SUPPLIED ENTRIES below:

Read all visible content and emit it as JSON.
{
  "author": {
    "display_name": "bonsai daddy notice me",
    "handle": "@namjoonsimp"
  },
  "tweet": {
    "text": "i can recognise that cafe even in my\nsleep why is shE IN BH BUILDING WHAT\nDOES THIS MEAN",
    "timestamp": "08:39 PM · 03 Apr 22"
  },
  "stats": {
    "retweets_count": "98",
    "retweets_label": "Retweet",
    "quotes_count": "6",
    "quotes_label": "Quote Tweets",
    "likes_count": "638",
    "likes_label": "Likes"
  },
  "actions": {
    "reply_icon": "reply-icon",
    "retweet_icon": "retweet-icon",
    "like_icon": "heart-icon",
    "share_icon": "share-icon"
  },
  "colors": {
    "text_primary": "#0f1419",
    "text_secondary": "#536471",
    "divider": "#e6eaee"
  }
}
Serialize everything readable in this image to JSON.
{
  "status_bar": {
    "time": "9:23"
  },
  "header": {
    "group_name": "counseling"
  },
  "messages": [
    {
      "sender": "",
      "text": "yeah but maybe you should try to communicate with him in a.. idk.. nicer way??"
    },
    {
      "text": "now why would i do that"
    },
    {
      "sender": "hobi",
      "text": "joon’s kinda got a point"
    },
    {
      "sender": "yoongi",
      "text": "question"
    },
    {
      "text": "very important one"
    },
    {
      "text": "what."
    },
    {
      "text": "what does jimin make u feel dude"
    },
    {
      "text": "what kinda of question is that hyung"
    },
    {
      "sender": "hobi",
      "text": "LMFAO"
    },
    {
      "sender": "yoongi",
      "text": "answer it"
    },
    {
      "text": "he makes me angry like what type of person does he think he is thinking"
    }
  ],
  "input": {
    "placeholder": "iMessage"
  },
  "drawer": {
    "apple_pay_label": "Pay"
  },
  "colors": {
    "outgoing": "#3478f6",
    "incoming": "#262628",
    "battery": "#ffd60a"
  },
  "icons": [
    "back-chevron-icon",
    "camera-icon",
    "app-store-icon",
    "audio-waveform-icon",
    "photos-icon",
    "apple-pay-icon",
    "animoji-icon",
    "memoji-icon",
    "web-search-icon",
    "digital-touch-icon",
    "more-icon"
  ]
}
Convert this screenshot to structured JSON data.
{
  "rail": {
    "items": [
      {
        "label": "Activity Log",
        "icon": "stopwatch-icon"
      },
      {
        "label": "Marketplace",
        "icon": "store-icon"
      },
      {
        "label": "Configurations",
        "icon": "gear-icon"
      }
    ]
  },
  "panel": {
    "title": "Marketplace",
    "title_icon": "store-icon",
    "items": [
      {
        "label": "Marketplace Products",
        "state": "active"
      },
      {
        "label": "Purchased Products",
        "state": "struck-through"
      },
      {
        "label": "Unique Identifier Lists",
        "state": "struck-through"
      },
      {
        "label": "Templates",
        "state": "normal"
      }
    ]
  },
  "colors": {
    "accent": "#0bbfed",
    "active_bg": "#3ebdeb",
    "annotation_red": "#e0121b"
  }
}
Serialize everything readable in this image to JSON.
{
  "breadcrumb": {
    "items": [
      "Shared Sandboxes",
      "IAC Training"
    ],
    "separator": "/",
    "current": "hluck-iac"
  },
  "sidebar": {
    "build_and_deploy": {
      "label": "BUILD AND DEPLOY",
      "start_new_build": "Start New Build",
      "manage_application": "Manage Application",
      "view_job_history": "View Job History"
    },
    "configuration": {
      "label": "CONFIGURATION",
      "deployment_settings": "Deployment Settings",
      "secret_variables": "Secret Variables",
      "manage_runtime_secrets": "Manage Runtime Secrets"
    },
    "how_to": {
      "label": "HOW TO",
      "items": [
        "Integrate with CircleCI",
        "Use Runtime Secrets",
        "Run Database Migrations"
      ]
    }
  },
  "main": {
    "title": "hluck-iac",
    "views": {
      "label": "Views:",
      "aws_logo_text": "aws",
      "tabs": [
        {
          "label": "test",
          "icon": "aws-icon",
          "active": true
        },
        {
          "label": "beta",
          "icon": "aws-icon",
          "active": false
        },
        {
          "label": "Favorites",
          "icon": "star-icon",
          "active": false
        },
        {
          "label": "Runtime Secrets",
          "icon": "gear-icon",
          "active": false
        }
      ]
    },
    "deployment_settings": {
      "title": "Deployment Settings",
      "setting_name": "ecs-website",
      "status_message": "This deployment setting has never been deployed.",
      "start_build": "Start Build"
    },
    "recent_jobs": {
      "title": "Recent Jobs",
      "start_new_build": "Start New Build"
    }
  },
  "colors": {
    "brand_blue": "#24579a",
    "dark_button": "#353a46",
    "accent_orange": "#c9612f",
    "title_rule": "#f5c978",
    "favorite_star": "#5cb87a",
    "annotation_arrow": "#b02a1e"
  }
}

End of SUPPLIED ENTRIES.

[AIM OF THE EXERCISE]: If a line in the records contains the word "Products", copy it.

[TASK ANSWER]:
        "label": "Marketplace Products",
        "label": "Purchased Products",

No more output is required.